2014 Hurricane Season

Hurricane IreneHurricane season begins June 1st and ends November 30th, with the peak threat period from mid-August through October. A “near-normal or below-normal” hurricane season is expected for the Atlantic Basin this year according to the forecast from the National Oceanic and Atmospheric Administration’s Climate Prediction Center. The forecast calls for a 70 percent chance of 8 to 13 named storms (with winds of 39 mph or higher), of which 3 to 6 could become hurricanes (with winds of 74 mph or higher) and of those 1 to 2 will become major hurricanes (with winds of 111 mph or higher, ranking Category 3, 4 or 5). As with every hurricane season, it is important to have a hurricane preparedness plan in place.
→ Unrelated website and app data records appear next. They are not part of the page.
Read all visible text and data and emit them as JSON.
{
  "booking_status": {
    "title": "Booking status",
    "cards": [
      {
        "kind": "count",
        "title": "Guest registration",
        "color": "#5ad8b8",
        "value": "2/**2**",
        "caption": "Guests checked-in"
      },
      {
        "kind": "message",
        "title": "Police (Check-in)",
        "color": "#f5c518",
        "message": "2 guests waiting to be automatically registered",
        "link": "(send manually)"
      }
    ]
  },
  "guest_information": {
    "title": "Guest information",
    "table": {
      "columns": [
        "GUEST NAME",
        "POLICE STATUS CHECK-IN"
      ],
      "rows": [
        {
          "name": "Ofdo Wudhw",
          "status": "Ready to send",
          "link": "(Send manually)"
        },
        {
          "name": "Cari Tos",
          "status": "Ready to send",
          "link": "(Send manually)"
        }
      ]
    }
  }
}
Information on individual and family preparedness can be found at www.ready.gov and www.nhc.noaa.gov/prepare/.

USACE Role in Hurricane Response
Each year, the U.S. Army Corps of Engineers, part of the federal government’s unified national response to disasters and emergencies, sends hundreds of people to respond to disasters around the world. USACE employees stand ready to engage in severe weather emergency support missions. FEMA assigns USACE missions to include: debris management, commodities distribution, temporary housing, temporary roofing, emergency power, infrastructure assessment, and support to urban search and rescue.

  • USACE has more than 50 specially trained response teams ready to perform a wide range of public works and engineering-related support missions.
  • USACE uses pre-awarded contracts that can be quickly activated for missions such as debris removal, temporary roofing, water and commodities distribution, and generator installation.
  • When disasters occur, USACE teams and other resources are mobilized from across the country to assist our local districts and offices to deliver our response missions.
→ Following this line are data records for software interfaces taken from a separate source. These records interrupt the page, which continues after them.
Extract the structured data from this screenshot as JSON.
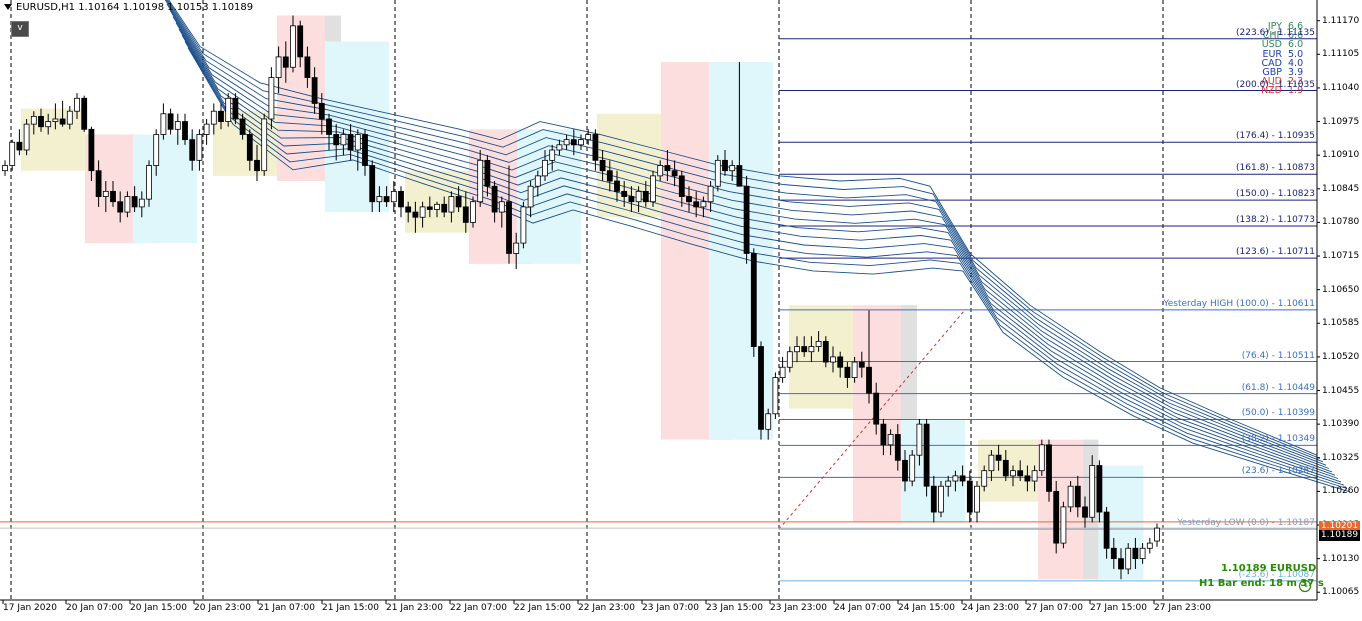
{
  "header": {
    "title": "EURUSD,H1  1.10164 1.10198 1.10153 1.10189"
  },
  "oneclick_label": "v",
  "strength": [
    {
      "ccy": "JPY",
      "val": "6.6",
      "color": "#2e8b57"
    },
    {
      "ccy": "CHF",
      "val": "6.6",
      "color": "#2e8b57"
    },
    {
      "ccy": "USD",
      "val": "6.0",
      "color": "#2e8b57"
    },
    {
      "ccy": "EUR",
      "val": "5.0",
      "color": "#1f3fa8"
    },
    {
      "ccy": "CAD",
      "val": "4.0",
      "color": "#1f3fa8"
    },
    {
      "ccy": "GBP",
      "val": "3.9",
      "color": "#1f3fa8"
    },
    {
      "ccy": "AUD",
      "val": "2.3",
      "color": "#e03030"
    },
    {
      "ccy": "NZD",
      "val": "1.9",
      "color": "#e03030"
    }
  ],
  "fib_levels": [
    {
      "label": "(223.6) - 1.11135",
      "price": 1.11135,
      "color": "#1a237e"
    },
    {
      "label": "(200.0) - 1.11035",
      "price": 1.11035,
      "color": "#1a237e"
    },
    {
      "label": "(176.4) - 1.10935",
      "price": 1.10935,
      "color": "#1a237e"
    },
    {
      "label": "(161.8) - 1.10873",
      "price": 1.10873,
      "color": "#1a237e"
    },
    {
      "label": "(150.0) - 1.10823",
      "price": 1.10823,
      "color": "#1a237e"
    },
    {
      "label": "(138.2) - 1.10773",
      "price": 1.10773,
      "color": "#1a237e"
    },
    {
      "label": "(123.6) - 1.10711",
      "price": 1.10711,
      "color": "#1a237e"
    },
    {
      "label": "Yesterday HIGH (100.0) - 1.10611",
      "price": 1.10611,
      "color": "#3a6fc4"
    },
    {
      "label": "(76.4) - 1.10511",
      "price": 1.10511,
      "color": "#3a6fc4"
    },
    {
      "label": "(61.8) - 1.10449",
      "price": 1.10449,
      "color": "#3a6fc4"
    },
    {
      "label": "(50.0) - 1.10399",
      "price": 1.10399,
      "color": "#3a6fc4"
    },
    {
      "label": "(38.2) - 1.10349",
      "price": 1.10349,
      "color": "#3a6fc4"
    },
    {
      "label": "(23.6) - 1.10287",
      "price": 1.10287,
      "color": "#3a6fc4"
    },
    {
      "label": "Yesterday LOW (0.0) - 1.10187",
      "price": 1.10187,
      "color": "#8899bb"
    },
    {
      "label": "(-23.6) - 1.10087",
      "price": 1.10087,
      "color": "#6ab0e0"
    }
  ],
  "price_ticks": [
    "1.11170",
    "1.11105",
    "1.11040",
    "1.10975",
    "1.10910",
    "1.10845",
    "1.10780",
    "1.10715",
    "1.10650",
    "1.10585",
    "1.10520",
    "1.10455",
    "1.10390",
    "1.10325",
    "1.10260",
    "1.10195",
    "1.10130",
    "1.10065"
  ],
  "time_ticks": [
    "17 Jan 2020",
    "20 Jan 07:00",
    "20 Jan 15:00",
    "20 Jan 23:00",
    "21 Jan 07:00",
    "21 Jan 15:00",
    "21 Jan 23:00",
    "22 Jan 07:00",
    "22 Jan 15:00",
    "22 Jan 23:00",
    "23 Jan 07:00",
    "23 Jan 15:00",
    "23 Jan 23:00",
    "24 Jan 07:00",
    "24 Jan 15:00",
    "24 Jan 23:00",
    "27 Jan 07:00",
    "27 Jan 15:00",
    "27 Jan 23:00"
  ],
  "current_price": {
    "bid": "1.10189",
    "ask": "1.10201"
  },
  "info": {
    "line1": "1.10189  EURUSD",
    "line2": "H1 Bar end: 18 m 37 s"
  },
  "colors": {
    "bull": "#ffffff",
    "bear": "#000000",
    "ribbon": "#1b4f8a",
    "bidline": "#c0c0c0",
    "askline": "#e8692b",
    "session_asia": "#f3f0d0",
    "session_london": "#fcdede",
    "session_ny": "#dff6fb",
    "overlap": "#e0e0e0"
  },
  "chart_data": {
    "type": "candlestick",
    "symbol": "EURUSD",
    "timeframe": "H1",
    "ylim": [
      1.1005,
      1.1121
    ],
    "candles": [
      [
        1.1088,
        1.109,
        1.1087,
        1.1089
      ],
      [
        1.1089,
        1.1094,
        1.1088,
        1.10935
      ],
      [
        1.10935,
        1.1096,
        1.1091,
        1.1092
      ],
      [
        1.1092,
        1.1098,
        1.1091,
        1.1097
      ],
      [
        1.1097,
        1.10995,
        1.1095,
        1.10985
      ],
      [
        1.10985,
        1.11,
        1.10955,
        1.10965
      ],
      [
        1.10965,
        1.1099,
        1.1095,
        1.10975
      ],
      [
        1.10975,
        1.1101,
        1.1096,
        1.1098
      ],
      [
        1.1098,
        1.11015,
        1.10965,
        1.1097
      ],
      [
        1.1097,
        1.11005,
        1.1096,
        1.10995
      ],
      [
        1.10995,
        1.1103,
        1.1098,
        1.1102
      ],
      [
        1.1102,
        1.11025,
        1.10955,
        1.1096
      ],
      [
        1.1096,
        1.10965,
        1.1086,
        1.1088
      ],
      [
        1.1088,
        1.109,
        1.1081,
        1.1083
      ],
      [
        1.1083,
        1.1086,
        1.108,
        1.1084
      ],
      [
        1.1084,
        1.1086,
        1.1081,
        1.1082
      ],
      [
        1.1082,
        1.1084,
        1.1078,
        1.108
      ],
      [
        1.108,
        1.1084,
        1.1079,
        1.1083
      ],
      [
        1.1083,
        1.1085,
        1.108,
        1.1081
      ],
      [
        1.1081,
        1.1084,
        1.1079,
        1.10825
      ],
      [
        1.10825,
        1.109,
        1.1081,
        1.1089
      ],
      [
        1.1089,
        1.1096,
        1.1087,
        1.1095
      ],
      [
        1.1095,
        1.1101,
        1.1094,
        1.1099
      ],
      [
        1.1099,
        1.11,
        1.1095,
        1.1096
      ],
      [
        1.1096,
        1.1099,
        1.1093,
        1.10975
      ],
      [
        1.10975,
        1.1099,
        1.1093,
        1.1094
      ],
      [
        1.1094,
        1.1096,
        1.1088,
        1.109
      ],
      [
        1.109,
        1.1096,
        1.1088,
        1.1095
      ],
      [
        1.1095,
        1.1098,
        1.1093,
        1.1097
      ],
      [
        1.1097,
        1.1101,
        1.1095,
        1.10995
      ],
      [
        1.10995,
        1.1101,
        1.1096,
        1.10975
      ],
      [
        1.10975,
        1.1103,
        1.10965,
        1.1102
      ],
      [
        1.1102,
        1.1103,
        1.1097,
        1.1098
      ],
      [
        1.1098,
        1.1099,
        1.1094,
        1.1095
      ],
      [
        1.1095,
        1.1096,
        1.1088,
        1.109
      ],
      [
        1.109,
        1.1093,
        1.1086,
        1.1088
      ],
      [
        1.1088,
        1.1099,
        1.1087,
        1.1098
      ],
      [
        1.1098,
        1.1108,
        1.1096,
        1.1106
      ],
      [
        1.1106,
        1.1112,
        1.1103,
        1.111
      ],
      [
        1.111,
        1.1113,
        1.1105,
        1.1108
      ],
      [
        1.1108,
        1.1118,
        1.1107,
        1.1116
      ],
      [
        1.1116,
        1.1117,
        1.1108,
        1.111
      ],
      [
        1.111,
        1.1112,
        1.1104,
        1.1106
      ],
      [
        1.1106,
        1.1108,
        1.1099,
        1.1101
      ],
      [
        1.1101,
        1.1103,
        1.1095,
        1.1098
      ],
      [
        1.1098,
        1.1099,
        1.1092,
        1.1095
      ],
      [
        1.1095,
        1.1097,
        1.109,
        1.1093
      ],
      [
        1.1093,
        1.1096,
        1.1091,
        1.1095
      ],
      [
        1.1095,
        1.1097,
        1.109,
        1.1092
      ],
      [
        1.1092,
        1.1096,
        1.1088,
        1.1095
      ],
      [
        1.1095,
        1.1096,
        1.1087,
        1.1089
      ],
      [
        1.1089,
        1.109,
        1.108,
        1.1082
      ],
      [
        1.1082,
        1.1085,
        1.108,
        1.1083
      ],
      [
        1.1083,
        1.1085,
        1.1081,
        1.1082
      ],
      [
        1.1082,
        1.1086,
        1.108,
        1.1084
      ],
      [
        1.1084,
        1.1085,
        1.1079,
        1.1081
      ],
      [
        1.1081,
        1.1082,
        1.1078,
        1.108
      ],
      [
        1.108,
        1.1082,
        1.1076,
        1.1079
      ],
      [
        1.1079,
        1.1082,
        1.1077,
        1.1081
      ],
      [
        1.1081,
        1.1083,
        1.1079,
        1.10805
      ],
      [
        1.10805,
        1.1082,
        1.1079,
        1.10815
      ],
      [
        1.10815,
        1.1083,
        1.1079,
        1.108
      ],
      [
        1.108,
        1.1084,
        1.1078,
        1.1083
      ],
      [
        1.1083,
        1.1085,
        1.108,
        1.1081
      ],
      [
        1.1081,
        1.1084,
        1.1076,
        1.1078
      ],
      [
        1.1078,
        1.1083,
        1.1077,
        1.1082
      ],
      [
        1.1082,
        1.1092,
        1.1081,
        1.109
      ],
      [
        1.109,
        1.1091,
        1.1083,
        1.1085
      ],
      [
        1.1085,
        1.1086,
        1.1078,
        1.108
      ],
      [
        1.108,
        1.1083,
        1.1077,
        1.1082
      ],
      [
        1.1082,
        1.1089,
        1.107,
        1.1072
      ],
      [
        1.1072,
        1.1076,
        1.1069,
        1.1074
      ],
      [
        1.1074,
        1.1082,
        1.1073,
        1.1081
      ],
      [
        1.1081,
        1.1086,
        1.1079,
        1.1085
      ],
      [
        1.1085,
        1.1088,
        1.1083,
        1.1087
      ],
      [
        1.1087,
        1.1092,
        1.1086,
        1.109
      ],
      [
        1.109,
        1.1093,
        1.1088,
        1.1092
      ],
      [
        1.1092,
        1.1094,
        1.1091,
        1.1093
      ],
      [
        1.1093,
        1.1095,
        1.1092,
        1.1094
      ],
      [
        1.1094,
        1.1096,
        1.1091,
        1.1093
      ],
      [
        1.1093,
        1.1095,
        1.1092,
        1.1094
      ],
      [
        1.1094,
        1.1096,
        1.1093,
        1.1095
      ],
      [
        1.1095,
        1.1096,
        1.1088,
        1.109
      ],
      [
        1.109,
        1.1092,
        1.1086,
        1.1088
      ],
      [
        1.1088,
        1.109,
        1.1084,
        1.1086
      ],
      [
        1.1086,
        1.1088,
        1.1082,
        1.1084
      ],
      [
        1.1084,
        1.1086,
        1.1081,
        1.1083
      ],
      [
        1.1083,
        1.1085,
        1.108,
        1.1082
      ],
      [
        1.1082,
        1.1085,
        1.108,
        1.1084
      ],
      [
        1.1084,
        1.1086,
        1.1081,
        1.1082
      ],
      [
        1.1082,
        1.1088,
        1.1081,
        1.1087
      ],
      [
        1.1087,
        1.109,
        1.1086,
        1.1089
      ],
      [
        1.1089,
        1.1092,
        1.1086,
        1.1088
      ],
      [
        1.1088,
        1.109,
        1.1085,
        1.1087
      ],
      [
        1.1087,
        1.1088,
        1.1081,
        1.1083
      ],
      [
        1.1083,
        1.1085,
        1.108,
        1.1082
      ],
      [
        1.1082,
        1.1084,
        1.1079,
        1.1081
      ],
      [
        1.1081,
        1.1083,
        1.1079,
        1.1082
      ],
      [
        1.1082,
        1.1086,
        1.108,
        1.1085
      ],
      [
        1.1085,
        1.1091,
        1.1084,
        1.109
      ],
      [
        1.109,
        1.1092,
        1.1087,
        1.1088
      ],
      [
        1.1088,
        1.109,
        1.1086,
        1.1089
      ],
      [
        1.1089,
        1.1109,
        1.1088,
        1.1085
      ],
      [
        1.1085,
        1.1087,
        1.107,
        1.1072
      ],
      [
        1.1072,
        1.1073,
        1.1052,
        1.1054
      ],
      [
        1.1054,
        1.1055,
        1.1036,
        1.1038
      ],
      [
        1.1038,
        1.1042,
        1.1036,
        1.1041
      ],
      [
        1.1041,
        1.1049,
        1.104,
        1.1048
      ],
      [
        1.1048,
        1.1052,
        1.1047,
        1.105
      ],
      [
        1.105,
        1.1054,
        1.1049,
        1.1053
      ],
      [
        1.1053,
        1.1056,
        1.1051,
        1.1054
      ],
      [
        1.1054,
        1.1056,
        1.1052,
        1.1053
      ],
      [
        1.1053,
        1.1056,
        1.1051,
        1.1054
      ],
      [
        1.1054,
        1.1057,
        1.1053,
        1.1055
      ],
      [
        1.1055,
        1.1056,
        1.105,
        1.1051
      ],
      [
        1.1051,
        1.1054,
        1.1049,
        1.1052
      ],
      [
        1.1052,
        1.1053,
        1.1048,
        1.105
      ],
      [
        1.105,
        1.1051,
        1.1046,
        1.1048
      ],
      [
        1.1048,
        1.1052,
        1.1047,
        1.1051
      ],
      [
        1.1051,
        1.1053,
        1.1048,
        1.105
      ],
      [
        1.105,
        1.1061,
        1.1043,
        1.1045
      ],
      [
        1.1045,
        1.1047,
        1.1037,
        1.1039
      ],
      [
        1.1039,
        1.104,
        1.1033,
        1.1035
      ],
      [
        1.1035,
        1.1038,
        1.1033,
        1.1037
      ],
      [
        1.1037,
        1.1039,
        1.103,
        1.1032
      ],
      [
        1.1032,
        1.1034,
        1.1026,
        1.1028
      ],
      [
        1.1028,
        1.1034,
        1.1027,
        1.1033
      ],
      [
        1.1033,
        1.104,
        1.1031,
        1.1039
      ],
      [
        1.1039,
        1.104,
        1.1025,
        1.1027
      ],
      [
        1.1027,
        1.1029,
        1.102,
        1.1022
      ],
      [
        1.1022,
        1.1028,
        1.1021,
        1.1027
      ],
      [
        1.1027,
        1.1029,
        1.1025,
        1.1028
      ],
      [
        1.1028,
        1.103,
        1.1026,
        1.1029
      ],
      [
        1.1029,
        1.1031,
        1.1027,
        1.1028
      ],
      [
        1.1028,
        1.103,
        1.102,
        1.1022
      ],
      [
        1.1022,
        1.1028,
        1.102,
        1.1027
      ],
      [
        1.1027,
        1.1031,
        1.1026,
        1.103
      ],
      [
        1.103,
        1.1034,
        1.1028,
        1.1033
      ],
      [
        1.1033,
        1.1035,
        1.103,
        1.1032
      ],
      [
        1.1032,
        1.1034,
        1.1028,
        1.1029
      ],
      [
        1.1029,
        1.1031,
        1.1027,
        1.103
      ],
      [
        1.103,
        1.1032,
        1.1028,
        1.1029
      ],
      [
        1.1029,
        1.1031,
        1.1026,
        1.1028
      ],
      [
        1.1028,
        1.1031,
        1.1026,
        1.103
      ],
      [
        1.103,
        1.1036,
        1.1029,
        1.1035
      ],
      [
        1.1035,
        1.1036,
        1.1024,
        1.1026
      ],
      [
        1.1026,
        1.1028,
        1.1014,
        1.1016
      ],
      [
        1.1016,
        1.1024,
        1.1015,
        1.1023
      ],
      [
        1.1023,
        1.1028,
        1.1022,
        1.1027
      ],
      [
        1.1027,
        1.1029,
        1.1021,
        1.1023
      ],
      [
        1.1023,
        1.1025,
        1.1019,
        1.1021
      ],
      [
        1.1021,
        1.1033,
        1.102,
        1.1031
      ],
      [
        1.1031,
        1.1032,
        1.102,
        1.1022
      ],
      [
        1.1022,
        1.1023,
        1.1013,
        1.1015
      ],
      [
        1.1015,
        1.1017,
        1.1011,
        1.1013
      ],
      [
        1.1013,
        1.1015,
        1.1009,
        1.1011
      ],
      [
        1.1011,
        1.1016,
        1.101,
        1.1015
      ],
      [
        1.1015,
        1.1017,
        1.1011,
        1.1013
      ],
      [
        1.1013,
        1.1016,
        1.1012,
        1.1015
      ],
      [
        1.1015,
        1.1017,
        1.1014,
        1.1016
      ],
      [
        1.10164,
        1.10198,
        1.10153,
        1.10189
      ]
    ]
  }
}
Preparedness Tips

  • Build an emergency kit and make a family communication plan.
  • Listen to your all-weather radio or TV for information.
  • During the hurricane, take refuge in a small interior room, closet or hallway on the lowest level.
  • Stay alert for extended rainfall and subsequent flooding even after the hurricane or tropical storm has ended.
  • Follow the local officials’ evacuation order! If you evacuated, return home only when officials say it is safe.
  • After the hurricane has passed, drive only if necessary and avoid flooded roads and washed out bridges.